-- ACTIVITY --
I need all the entries repeated exactly as written.

App and web page records:
==*==
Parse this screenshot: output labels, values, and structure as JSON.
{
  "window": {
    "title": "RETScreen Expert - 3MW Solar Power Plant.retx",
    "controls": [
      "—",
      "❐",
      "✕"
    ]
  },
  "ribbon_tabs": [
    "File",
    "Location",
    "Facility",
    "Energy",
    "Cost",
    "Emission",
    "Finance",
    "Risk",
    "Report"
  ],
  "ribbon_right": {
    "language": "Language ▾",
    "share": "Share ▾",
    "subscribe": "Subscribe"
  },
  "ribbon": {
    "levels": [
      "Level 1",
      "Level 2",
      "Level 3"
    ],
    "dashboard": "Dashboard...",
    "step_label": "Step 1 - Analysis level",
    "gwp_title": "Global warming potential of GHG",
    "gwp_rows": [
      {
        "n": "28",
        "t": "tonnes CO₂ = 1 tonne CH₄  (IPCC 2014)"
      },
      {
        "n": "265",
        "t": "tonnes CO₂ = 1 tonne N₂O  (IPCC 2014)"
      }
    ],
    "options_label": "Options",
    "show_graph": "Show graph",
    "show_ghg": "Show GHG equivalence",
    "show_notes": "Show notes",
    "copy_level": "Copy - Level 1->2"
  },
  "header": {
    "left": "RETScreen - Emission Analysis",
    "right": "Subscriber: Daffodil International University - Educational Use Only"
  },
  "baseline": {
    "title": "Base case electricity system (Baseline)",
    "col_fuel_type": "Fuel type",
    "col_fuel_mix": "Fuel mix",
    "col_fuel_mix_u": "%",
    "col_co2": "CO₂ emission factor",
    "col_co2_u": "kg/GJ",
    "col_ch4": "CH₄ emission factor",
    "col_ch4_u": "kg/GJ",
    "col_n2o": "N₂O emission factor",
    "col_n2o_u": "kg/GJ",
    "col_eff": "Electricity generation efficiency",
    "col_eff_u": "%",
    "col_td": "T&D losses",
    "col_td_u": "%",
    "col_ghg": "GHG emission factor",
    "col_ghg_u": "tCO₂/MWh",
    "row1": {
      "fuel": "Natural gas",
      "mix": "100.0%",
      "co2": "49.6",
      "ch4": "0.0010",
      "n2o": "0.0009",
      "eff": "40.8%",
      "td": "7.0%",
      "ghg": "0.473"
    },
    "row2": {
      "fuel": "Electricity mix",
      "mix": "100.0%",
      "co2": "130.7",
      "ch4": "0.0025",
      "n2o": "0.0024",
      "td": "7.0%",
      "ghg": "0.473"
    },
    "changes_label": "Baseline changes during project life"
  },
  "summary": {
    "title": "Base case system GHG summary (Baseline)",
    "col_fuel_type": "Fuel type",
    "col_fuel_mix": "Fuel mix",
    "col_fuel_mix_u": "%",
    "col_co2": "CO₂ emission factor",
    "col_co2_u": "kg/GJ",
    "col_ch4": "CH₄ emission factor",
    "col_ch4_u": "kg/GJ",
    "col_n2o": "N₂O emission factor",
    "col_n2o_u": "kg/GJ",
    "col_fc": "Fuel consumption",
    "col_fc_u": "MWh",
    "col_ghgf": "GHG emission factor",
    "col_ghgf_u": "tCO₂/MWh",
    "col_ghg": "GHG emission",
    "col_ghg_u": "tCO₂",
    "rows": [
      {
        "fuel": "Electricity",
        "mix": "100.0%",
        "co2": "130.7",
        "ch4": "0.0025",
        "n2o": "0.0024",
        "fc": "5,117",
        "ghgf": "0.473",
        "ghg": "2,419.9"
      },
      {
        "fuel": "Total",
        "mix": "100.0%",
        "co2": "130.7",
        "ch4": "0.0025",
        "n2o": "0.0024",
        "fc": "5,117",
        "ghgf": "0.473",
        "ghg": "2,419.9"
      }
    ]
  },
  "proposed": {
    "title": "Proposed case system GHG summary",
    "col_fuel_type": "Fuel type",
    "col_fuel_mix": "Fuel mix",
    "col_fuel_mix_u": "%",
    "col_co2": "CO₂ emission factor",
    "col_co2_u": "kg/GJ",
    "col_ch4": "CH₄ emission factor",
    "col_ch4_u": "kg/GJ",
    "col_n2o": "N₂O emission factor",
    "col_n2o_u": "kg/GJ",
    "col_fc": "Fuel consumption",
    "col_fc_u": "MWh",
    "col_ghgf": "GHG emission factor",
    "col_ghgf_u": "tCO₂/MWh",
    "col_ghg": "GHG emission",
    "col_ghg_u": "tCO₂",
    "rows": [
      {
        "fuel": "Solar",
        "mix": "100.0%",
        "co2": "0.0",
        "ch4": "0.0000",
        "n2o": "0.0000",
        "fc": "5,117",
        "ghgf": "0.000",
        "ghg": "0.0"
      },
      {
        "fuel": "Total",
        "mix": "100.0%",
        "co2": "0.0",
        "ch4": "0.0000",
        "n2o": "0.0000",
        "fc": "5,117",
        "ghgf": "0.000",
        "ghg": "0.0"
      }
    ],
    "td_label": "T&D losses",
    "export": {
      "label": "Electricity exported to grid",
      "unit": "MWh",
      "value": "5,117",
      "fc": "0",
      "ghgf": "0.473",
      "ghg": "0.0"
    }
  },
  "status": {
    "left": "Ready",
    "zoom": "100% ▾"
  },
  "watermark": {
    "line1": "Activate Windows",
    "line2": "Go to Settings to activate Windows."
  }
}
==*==
-- SOLUTION BELOW --
Parse this screenshot: output labels, values, and structure as JSON.
{
  "window": {
    "title": "RETScreen Expert - 3MW Solar Power Plant.retx",
    "controls": [
      "—",
      "❐",
      "✕"
    ]
  },
  "ribbon_tabs": [
    "File",
    "Location",
    "Facility",
    "Energy",
    "Cost",
    "Emission",
    "Finance",
    "Risk",
    "Report"
  ],
  "ribbon_right": {
    "language": "Language ▾",
    "share": "Share ▾",
    "subscribe": "Subscribe"
  },
  "ribbon": {
    "levels": [
      "Level 1",
      "Level 2",
      "Level 3"
    ],
    "dashboard": "Dashboard...",
    "step_label": "Step 1 - Analysis level",
    "gwp_title": "Global warming potential of GHG",
    "gwp_rows": [
      {
        "n": "28",
        "t": "tonnes CO₂ = 1 tonne CH₄  (IPCC 2014)"
      },
      {
        "n": "265",
        "t": "tonnes CO₂ = 1 tonne N₂O  (IPCC 2014)"
      }
    ],
    "options_label": "Options",
    "show_graph": "Show graph",
    "show_ghg": "Show GHG equivalence",
    "show_notes": "Show notes",
    "copy_level": "Copy - Level 1->2"
  },
  "header": {
    "left": "RETScreen - Emission Analysis",
    "right": "Subscriber: Daffodil International University - Educational Use Only"
  },
  "baseline": {
    "title": "Base case electricity system (Baseline)",
    "col_fuel_type": "Fuel type",
    "col_fuel_mix": "Fuel mix",
    "col_fuel_mix_u": "%",
    "col_co2": "CO₂ emission factor",
    "col_co2_u": "kg/GJ",
    "col_ch4": "CH₄ emission factor",
    "col_ch4_u": "kg/GJ",
    "col_n2o": "N₂O emission factor",
    "col_n2o_u": "kg/GJ",
    "col_eff": "Electricity generation efficiency",
    "col_eff_u": "%",
    "col_td": "T&D losses",
    "col_td_u": "%",
    "col_ghg": "GHG emission factor",
    "col_ghg_u": "tCO₂/MWh",
    "row1": {
      "fuel": "Natural gas",
      "mix": "100.0%",
      "co2": "49.6",
      "ch4": "0.0010",
      "n2o": "0.0009",
      "eff": "40.8%",
      "td": "7.0%",
      "ghg": "0.473"
    },
    "row2": {
      "fuel": "Electricity mix",
      "mix": "100.0%",
      "co2": "130.7",
      "ch4": "0.0025",
      "n2o": "0.0024",
      "td": "7.0%",
      "ghg": "0.473"
    },
    "changes_label": "Baseline changes during project life"
  },
  "summary": {
    "title": "Base case system GHG summary (Baseline)",
    "col_fuel_type": "Fuel type",
    "col_fuel_mix": "Fuel mix",
    "col_fuel_mix_u": "%",
    "col_co2": "CO₂ emission factor",
    "col_co2_u": "kg/GJ",
    "col_ch4": "CH₄ emission factor",
    "col_ch4_u": "kg/GJ",
    "col_n2o": "N₂O emission factor",
    "col_n2o_u": "kg/GJ",
    "col_fc": "Fuel consumption",
    "col_fc_u": "MWh",
    "col_ghgf": "GHG emission factor",
    "col_ghgf_u": "tCO₂/MWh",
    "col_ghg": "GHG emission",
    "col_ghg_u": "tCO₂",
    "rows": [
      {
        "fuel": "Electricity",
        "mix": "100.0%",
        "co2": "130.7",
        "ch4": "0.0025",
        "n2o": "0.0024",
        "fc": "5,117",
        "ghgf": "0.473",
        "ghg": "2,419.9"
      },
      {
        "fuel": "Total",
        "mix": "100.0%",
        "co2": "130.7",
        "ch4": "0.0025",
        "n2o": "0.0024",
        "fc": "5,117",
        "ghgf": "0.473",
        "ghg": "2,419.9"
      }
    ]
  },
  "proposed": {
    "title": "Proposed case system GHG summary",
    "col_fuel_type": "Fuel type",
    "col_fuel_mix": "Fuel mix",
    "col_fuel_mix_u": "%",
    "col_co2": "CO₂ emission factor",
    "col_co2_u": "kg/GJ",
    "col_ch4": "CH₄ emission factor",
    "col_ch4_u": "kg/GJ",
    "col_n2o": "N₂O emission factor",
    "col_n2o_u": "kg/GJ",
    "col_fc": "Fuel consumption",
    "col_fc_u": "MWh",
    "col_ghgf": "GHG emission factor",
    "col_ghgf_u": "tCO₂/MWh",
    "col_ghg": "GHG emission",
    "col_ghg_u": "tCO₂",
    "rows": [
      {
        "fuel": "Solar",
        "mix": "100.0%",
        "co2": "0.0",
        "ch4": "0.0000",
        "n2o": "0.0000",
        "fc": "5,117",
        "ghgf": "0.000",
        "ghg": "0.0"
      },
      {
        "fuel": "Total",
        "mix": "100.0%",
        "co2": "0.0",
        "ch4": "0.0000",
        "n2o": "0.0000",
        "fc": "5,117",
        "ghgf": "0.000",
        "ghg": "0.0"
      }
    ],
    "td_label": "T&D losses",
    "export": {
      "label": "Electricity exported to grid",
      "unit": "MWh",
      "value": "5,117",
      "fc": "0",
      "ghgf": "0.473",
      "ghg": "0.0"
    }
  },
  "status": {
    "left": "Ready",
    "zoom": "100% ▾"
  },
  "watermark": {
    "line1": "Activate Windows",
    "line2": "Go to Settings to activate Windows."
  }
}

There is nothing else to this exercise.